The health expert also mentioned that today’s generation of younger parents weren’t confronted by measles in the same way that older generations were, so they might not fully understand the seriousness of the disease.
What’s being done
Despite the growing anti-vaccination movement and several bills in the Legislature that would enable even more exemptions, Gov. Doug Ducey has made it clear he wants a pro-vaccination state.
In February, Ducey promised he wouldn’t sign several controversial bills that would make it easier for parents or guardians to receive exemptions for their children.
The bills, which were proposed by Rep. Nancy Barto, R-Phoenix, seek to expand exemptions while eliminating the requirement that parents sign a state form. They would also require doctors to offer tests determining if a child is already immune.
Although the House Health and Human Services committee advanced the bills, state Rep. Kelli Butler, D-Phoenix, who has been a strong supporter for educational vaccine resources, said she doesn’t believe the legislation will get too far.
“I feel very strongly they [the bills] would create more vaccine hesitancy and that they would result in less people getting vaccinations,” she said. “I think from a public health standpoint, we need to be making a case that vaccines are important and safe. The more places parents can find that information [vaccine data], the better.”
Last year, Butler introduced a bill seeking to require schools to post their vaccination data online themselves, but it didn’t catch wind.

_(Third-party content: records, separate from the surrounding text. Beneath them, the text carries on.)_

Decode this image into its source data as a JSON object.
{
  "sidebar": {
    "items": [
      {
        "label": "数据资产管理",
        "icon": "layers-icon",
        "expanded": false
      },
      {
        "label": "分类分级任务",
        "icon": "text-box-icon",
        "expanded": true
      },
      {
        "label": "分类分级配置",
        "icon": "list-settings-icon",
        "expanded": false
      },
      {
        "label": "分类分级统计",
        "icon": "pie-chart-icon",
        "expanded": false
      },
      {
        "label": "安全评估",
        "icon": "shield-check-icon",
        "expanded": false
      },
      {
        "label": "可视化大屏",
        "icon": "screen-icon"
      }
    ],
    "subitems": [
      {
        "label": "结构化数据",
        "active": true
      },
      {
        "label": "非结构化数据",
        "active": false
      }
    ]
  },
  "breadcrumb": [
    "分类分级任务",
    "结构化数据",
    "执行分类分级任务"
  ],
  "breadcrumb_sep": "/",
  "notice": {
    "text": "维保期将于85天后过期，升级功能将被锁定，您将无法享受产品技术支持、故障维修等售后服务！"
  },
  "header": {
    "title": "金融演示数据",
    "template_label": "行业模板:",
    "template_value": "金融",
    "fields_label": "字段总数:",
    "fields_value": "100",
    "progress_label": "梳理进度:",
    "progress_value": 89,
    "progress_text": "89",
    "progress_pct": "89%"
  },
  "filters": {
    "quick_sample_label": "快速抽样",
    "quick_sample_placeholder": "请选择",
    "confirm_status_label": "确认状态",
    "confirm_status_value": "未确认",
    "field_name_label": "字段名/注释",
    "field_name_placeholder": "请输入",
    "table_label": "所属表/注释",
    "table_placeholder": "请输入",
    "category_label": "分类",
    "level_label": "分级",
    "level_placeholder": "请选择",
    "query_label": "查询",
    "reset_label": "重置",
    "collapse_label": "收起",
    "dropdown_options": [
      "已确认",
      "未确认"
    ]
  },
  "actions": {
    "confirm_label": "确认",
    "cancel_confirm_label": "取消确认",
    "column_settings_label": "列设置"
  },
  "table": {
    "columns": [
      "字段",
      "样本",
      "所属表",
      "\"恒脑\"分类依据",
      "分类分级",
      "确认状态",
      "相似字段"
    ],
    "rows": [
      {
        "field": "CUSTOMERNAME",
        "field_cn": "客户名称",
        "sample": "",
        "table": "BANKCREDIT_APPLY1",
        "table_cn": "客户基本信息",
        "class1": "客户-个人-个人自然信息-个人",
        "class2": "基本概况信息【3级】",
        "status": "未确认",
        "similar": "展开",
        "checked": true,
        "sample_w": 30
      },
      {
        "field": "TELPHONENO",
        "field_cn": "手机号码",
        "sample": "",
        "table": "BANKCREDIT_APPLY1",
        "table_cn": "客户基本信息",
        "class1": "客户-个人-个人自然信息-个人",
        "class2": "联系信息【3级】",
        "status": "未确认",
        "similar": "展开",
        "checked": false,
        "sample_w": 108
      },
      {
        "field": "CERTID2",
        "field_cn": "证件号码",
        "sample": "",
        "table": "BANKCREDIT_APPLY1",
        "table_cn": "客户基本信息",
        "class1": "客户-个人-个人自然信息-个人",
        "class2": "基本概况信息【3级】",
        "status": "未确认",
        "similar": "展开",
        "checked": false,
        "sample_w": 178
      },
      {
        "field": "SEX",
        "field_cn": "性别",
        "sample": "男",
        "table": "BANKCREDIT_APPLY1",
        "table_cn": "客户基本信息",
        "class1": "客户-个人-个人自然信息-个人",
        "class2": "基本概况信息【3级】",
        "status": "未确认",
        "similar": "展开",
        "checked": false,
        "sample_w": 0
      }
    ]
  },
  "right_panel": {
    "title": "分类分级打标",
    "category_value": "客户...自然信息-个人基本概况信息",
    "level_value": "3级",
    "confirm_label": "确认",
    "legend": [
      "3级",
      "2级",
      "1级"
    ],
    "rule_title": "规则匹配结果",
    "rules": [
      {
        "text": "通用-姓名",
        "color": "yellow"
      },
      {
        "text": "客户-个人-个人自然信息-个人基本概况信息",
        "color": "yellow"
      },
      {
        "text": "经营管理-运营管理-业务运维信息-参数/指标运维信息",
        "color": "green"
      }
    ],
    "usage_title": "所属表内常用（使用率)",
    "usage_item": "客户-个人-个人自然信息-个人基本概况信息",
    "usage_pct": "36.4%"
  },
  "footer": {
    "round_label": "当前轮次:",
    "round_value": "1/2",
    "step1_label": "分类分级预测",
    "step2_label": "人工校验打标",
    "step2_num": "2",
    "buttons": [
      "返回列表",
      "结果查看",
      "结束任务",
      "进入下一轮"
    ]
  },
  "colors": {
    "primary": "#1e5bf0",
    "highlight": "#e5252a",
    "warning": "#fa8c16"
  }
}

The representative said she felt frustrated with the outcome because she believes vaccines should be bipartisan, and is considering re-introducing HB 2352 next year.
ADHS will be conducting a pilot program next school year in an effort to educate parents seeking personal belief exemptions through an online course.
The Immunization Education Course will require parents at participating schools to read through a series of slides before answering questions regarding vaccination data. Upon completion, they will be able to access the exemption form.
Mesa Public Schools will be in the pool of participants, according to Health Services Director Nadine Miller.
“Vaccines are very safe and have been around for a long time, but parents questioning them need to have good information to go to,” she said. “Not only is an outbreak devastating to the kids, but think of then the resources of our medical facilities and the parents that have to go to work – where do you put your kids now?”